* What the task requires
A single figure is wanted: the count of lines below containing the string "circle".

* Extracted records
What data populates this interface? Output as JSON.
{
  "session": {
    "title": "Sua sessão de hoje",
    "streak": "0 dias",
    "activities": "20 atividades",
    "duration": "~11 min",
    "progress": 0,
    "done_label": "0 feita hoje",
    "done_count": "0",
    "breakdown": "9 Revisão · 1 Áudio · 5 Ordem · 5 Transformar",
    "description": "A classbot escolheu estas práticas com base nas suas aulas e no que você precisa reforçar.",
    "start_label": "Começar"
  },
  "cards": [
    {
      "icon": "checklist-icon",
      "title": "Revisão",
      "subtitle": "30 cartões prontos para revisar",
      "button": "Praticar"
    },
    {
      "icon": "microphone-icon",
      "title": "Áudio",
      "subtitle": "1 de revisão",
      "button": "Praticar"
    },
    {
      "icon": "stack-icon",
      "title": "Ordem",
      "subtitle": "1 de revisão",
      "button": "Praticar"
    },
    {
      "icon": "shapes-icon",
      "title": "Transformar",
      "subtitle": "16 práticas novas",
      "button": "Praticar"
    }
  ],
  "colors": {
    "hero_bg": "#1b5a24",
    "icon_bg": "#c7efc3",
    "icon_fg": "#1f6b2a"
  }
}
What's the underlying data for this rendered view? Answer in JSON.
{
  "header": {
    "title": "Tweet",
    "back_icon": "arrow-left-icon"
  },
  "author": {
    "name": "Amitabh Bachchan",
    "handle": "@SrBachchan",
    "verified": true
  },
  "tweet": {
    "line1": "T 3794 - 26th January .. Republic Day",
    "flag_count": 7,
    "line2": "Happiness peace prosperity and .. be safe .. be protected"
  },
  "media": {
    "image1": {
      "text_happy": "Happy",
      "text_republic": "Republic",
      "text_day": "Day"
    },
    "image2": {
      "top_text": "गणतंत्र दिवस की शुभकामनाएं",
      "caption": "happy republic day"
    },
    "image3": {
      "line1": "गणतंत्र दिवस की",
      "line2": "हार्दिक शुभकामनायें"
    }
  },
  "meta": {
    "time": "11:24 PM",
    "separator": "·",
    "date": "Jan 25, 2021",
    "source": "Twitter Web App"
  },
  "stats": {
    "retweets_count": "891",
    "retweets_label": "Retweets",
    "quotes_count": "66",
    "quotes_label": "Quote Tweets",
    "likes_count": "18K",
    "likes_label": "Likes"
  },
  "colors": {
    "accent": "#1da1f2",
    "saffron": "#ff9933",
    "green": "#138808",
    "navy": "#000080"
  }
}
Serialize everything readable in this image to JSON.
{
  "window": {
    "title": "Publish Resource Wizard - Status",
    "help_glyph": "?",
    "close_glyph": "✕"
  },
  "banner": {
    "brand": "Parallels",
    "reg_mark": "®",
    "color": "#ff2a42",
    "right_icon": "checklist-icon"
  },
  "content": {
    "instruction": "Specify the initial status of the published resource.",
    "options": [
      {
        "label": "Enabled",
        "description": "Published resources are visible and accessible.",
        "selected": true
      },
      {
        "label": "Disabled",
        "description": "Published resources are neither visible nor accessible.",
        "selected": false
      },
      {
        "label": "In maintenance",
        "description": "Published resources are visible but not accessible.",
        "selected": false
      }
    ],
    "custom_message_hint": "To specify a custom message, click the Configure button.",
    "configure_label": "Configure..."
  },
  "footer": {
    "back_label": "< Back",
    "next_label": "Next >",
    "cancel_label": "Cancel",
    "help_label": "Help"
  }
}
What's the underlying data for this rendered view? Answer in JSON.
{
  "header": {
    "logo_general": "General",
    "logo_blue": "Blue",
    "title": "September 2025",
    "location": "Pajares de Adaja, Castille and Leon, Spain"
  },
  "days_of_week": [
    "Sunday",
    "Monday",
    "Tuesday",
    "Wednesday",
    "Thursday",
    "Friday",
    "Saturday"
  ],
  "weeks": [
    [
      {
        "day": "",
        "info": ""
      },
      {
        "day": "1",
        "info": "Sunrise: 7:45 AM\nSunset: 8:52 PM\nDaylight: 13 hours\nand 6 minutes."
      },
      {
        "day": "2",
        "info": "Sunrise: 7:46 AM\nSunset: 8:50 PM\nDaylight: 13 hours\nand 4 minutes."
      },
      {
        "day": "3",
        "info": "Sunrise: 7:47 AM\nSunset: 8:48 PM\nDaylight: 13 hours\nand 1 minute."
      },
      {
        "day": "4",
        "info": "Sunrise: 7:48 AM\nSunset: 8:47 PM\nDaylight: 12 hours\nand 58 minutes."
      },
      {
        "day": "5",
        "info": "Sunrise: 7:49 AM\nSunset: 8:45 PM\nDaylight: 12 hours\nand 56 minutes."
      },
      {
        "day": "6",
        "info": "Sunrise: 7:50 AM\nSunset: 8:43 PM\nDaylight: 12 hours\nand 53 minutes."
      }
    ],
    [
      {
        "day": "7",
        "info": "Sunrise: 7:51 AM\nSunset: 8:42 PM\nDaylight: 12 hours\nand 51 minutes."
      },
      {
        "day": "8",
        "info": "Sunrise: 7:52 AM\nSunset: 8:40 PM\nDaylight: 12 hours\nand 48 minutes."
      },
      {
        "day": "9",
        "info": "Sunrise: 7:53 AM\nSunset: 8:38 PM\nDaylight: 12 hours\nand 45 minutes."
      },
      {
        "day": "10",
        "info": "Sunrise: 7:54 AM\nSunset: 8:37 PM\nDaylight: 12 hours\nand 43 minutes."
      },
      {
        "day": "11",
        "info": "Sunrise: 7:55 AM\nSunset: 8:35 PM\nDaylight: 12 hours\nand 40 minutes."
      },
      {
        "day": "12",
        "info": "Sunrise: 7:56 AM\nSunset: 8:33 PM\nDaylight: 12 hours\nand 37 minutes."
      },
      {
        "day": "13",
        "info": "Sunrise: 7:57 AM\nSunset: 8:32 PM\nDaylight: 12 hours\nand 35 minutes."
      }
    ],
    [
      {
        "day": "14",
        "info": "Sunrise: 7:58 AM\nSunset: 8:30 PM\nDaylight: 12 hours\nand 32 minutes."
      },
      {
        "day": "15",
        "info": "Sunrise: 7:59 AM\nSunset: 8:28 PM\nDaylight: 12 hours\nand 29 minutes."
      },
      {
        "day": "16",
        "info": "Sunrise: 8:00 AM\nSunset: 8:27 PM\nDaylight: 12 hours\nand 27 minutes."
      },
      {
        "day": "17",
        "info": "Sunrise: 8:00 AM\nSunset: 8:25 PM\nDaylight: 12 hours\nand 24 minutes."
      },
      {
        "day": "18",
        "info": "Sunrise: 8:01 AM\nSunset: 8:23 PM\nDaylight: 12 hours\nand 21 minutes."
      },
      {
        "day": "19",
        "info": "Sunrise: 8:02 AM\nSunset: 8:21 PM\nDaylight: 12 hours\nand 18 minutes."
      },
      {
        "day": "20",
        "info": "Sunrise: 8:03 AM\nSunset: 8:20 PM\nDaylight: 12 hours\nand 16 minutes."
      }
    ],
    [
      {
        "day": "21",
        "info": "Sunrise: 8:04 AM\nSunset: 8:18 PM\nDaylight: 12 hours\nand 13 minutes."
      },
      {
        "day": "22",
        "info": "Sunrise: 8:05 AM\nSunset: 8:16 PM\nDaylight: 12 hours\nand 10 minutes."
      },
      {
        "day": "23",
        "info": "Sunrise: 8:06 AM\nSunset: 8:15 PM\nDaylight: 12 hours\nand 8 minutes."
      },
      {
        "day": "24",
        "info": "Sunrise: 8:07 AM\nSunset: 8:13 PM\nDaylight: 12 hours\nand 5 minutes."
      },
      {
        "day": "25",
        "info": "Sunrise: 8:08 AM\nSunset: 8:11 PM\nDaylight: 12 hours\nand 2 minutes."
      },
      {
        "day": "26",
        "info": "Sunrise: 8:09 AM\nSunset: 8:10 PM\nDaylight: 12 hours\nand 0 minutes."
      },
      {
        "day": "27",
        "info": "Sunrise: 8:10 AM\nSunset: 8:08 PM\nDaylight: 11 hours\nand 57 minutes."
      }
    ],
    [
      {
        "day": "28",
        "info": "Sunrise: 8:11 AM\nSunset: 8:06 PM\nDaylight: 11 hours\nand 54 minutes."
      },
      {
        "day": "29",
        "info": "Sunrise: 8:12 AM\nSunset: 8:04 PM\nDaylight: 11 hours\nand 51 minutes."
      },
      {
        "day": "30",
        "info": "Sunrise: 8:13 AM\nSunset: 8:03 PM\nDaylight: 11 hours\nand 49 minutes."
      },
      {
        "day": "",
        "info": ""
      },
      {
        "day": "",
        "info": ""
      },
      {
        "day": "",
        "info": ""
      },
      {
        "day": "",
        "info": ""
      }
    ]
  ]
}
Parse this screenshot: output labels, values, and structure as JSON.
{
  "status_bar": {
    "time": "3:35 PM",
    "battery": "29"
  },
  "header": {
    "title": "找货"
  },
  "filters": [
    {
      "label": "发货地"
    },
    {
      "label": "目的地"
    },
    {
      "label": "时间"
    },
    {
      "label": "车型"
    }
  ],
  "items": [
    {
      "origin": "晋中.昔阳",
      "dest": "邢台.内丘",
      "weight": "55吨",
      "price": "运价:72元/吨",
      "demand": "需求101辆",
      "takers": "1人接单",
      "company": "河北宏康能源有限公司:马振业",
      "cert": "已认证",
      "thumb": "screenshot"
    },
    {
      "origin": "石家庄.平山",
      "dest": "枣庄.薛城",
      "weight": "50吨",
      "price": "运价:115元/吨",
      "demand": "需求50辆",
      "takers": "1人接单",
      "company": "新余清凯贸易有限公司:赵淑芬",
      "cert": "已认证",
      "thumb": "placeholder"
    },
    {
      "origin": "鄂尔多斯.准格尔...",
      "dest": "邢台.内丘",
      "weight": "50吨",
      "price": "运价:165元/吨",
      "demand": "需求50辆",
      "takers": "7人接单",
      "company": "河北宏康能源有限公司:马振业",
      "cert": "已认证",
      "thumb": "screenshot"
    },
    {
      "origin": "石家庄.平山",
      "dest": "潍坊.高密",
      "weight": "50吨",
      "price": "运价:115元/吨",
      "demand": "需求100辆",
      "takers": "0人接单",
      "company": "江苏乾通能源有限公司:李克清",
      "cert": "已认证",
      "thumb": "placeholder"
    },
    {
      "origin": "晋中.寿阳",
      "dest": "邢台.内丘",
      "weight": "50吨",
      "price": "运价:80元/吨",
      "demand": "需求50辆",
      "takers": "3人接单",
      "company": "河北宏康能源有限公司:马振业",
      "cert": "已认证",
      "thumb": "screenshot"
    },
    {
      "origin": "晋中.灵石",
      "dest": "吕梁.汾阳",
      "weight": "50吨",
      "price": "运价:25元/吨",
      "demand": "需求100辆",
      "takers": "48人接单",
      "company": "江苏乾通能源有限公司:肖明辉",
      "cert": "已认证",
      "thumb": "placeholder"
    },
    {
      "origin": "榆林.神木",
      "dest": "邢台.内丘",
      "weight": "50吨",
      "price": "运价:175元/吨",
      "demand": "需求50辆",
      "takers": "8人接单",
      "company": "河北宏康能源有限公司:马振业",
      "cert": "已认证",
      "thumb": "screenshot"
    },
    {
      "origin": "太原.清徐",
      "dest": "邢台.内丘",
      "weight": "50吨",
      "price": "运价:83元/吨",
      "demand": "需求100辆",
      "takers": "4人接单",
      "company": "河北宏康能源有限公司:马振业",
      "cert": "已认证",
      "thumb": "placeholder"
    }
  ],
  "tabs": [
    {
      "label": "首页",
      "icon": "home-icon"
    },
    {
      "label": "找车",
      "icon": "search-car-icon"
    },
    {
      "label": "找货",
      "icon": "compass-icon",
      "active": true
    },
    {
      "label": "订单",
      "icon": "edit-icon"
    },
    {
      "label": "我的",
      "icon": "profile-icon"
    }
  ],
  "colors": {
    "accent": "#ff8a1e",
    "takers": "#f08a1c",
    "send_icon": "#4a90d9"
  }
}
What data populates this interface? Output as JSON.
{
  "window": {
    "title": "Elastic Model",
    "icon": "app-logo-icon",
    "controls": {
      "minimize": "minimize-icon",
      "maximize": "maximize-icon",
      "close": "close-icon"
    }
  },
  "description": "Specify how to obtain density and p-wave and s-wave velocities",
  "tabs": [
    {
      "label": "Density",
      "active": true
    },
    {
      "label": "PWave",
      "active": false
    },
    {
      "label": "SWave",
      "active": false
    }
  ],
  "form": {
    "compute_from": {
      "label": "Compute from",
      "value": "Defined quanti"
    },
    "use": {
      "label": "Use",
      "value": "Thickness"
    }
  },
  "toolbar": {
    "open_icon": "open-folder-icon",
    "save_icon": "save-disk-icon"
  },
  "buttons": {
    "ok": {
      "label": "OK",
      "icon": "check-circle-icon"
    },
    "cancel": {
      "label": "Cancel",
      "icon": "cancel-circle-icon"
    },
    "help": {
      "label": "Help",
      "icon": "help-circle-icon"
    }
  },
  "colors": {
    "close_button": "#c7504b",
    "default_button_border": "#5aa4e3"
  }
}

* Response
3